## DATA RECORDS
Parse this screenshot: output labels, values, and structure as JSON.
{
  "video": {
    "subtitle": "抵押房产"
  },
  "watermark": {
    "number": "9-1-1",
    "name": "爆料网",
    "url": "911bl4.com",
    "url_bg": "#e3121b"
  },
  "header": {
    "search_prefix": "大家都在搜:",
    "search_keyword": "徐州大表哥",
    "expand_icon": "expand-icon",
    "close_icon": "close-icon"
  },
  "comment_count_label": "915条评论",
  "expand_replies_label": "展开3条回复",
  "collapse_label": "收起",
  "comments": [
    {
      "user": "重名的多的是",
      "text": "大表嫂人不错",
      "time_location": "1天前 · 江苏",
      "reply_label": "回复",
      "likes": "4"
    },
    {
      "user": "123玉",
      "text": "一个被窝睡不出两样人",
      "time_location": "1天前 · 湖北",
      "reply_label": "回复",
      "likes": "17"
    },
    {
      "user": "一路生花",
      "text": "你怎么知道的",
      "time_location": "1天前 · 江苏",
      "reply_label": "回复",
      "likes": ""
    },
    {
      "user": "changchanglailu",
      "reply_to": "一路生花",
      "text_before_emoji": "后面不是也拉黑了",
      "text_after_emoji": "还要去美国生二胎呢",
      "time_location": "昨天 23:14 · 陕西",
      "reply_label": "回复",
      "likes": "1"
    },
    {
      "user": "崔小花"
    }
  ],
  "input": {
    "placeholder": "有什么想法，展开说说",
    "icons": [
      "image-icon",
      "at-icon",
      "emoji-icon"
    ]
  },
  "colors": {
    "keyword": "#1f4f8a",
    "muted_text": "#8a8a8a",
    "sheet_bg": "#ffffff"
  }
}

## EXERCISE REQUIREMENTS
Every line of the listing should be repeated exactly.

## OUTPUT FOR THIS TASK
Parse this screenshot: output labels, values, and structure as JSON.
{
  "video": {
    "subtitle": "抵押房产"
  },
  "watermark": {
    "number": "9-1-1",
    "name": "爆料网",
    "url": "911bl4.com",
    "url_bg": "#e3121b"
  },
  "header": {
    "search_prefix": "大家都在搜:",
    "search_keyword": "徐州大表哥",
    "expand_icon": "expand-icon",
    "close_icon": "close-icon"
  },
  "comment_count_label": "915条评论",
  "expand_replies_label": "展开3条回复",
  "collapse_label": "收起",
  "comments": [
    {
      "user": "重名的多的是",
      "text": "大表嫂人不错",
      "time_location": "1天前 · 江苏",
      "reply_label": "回复",
      "likes": "4"
    },
    {
      "user": "123玉",
      "text": "一个被窝睡不出两样人",
      "time_location": "1天前 · 湖北",
      "reply_label": "回复",
      "likes": "17"
    },
    {
      "user": "一路生花",
      "text": "你怎么知道的",
      "time_location": "1天前 · 江苏",
      "reply_label": "回复",
      "likes": ""
    },
    {
      "user": "changchanglailu",
      "reply_to": "一路生花",
      "text_before_emoji": "后面不是也拉黑了",
      "text_after_emoji": "还要去美国生二胎呢",
      "time_location": "昨天 23:14 · 陕西",
      "reply_label": "回复",
      "likes": "1"
    },
    {
      "user": "崔小花"
    }
  ],
  "input": {
    "placeholder": "有什么想法，展开说说",
    "icons": [
      "image-icon",
      "at-icon",
      "emoji-icon"
    ]
  },
  "colors": {
    "keyword": "#1f4f8a",
    "muted_text": "#8a8a8a",
    "sheet_bg": "#ffffff"
  }
}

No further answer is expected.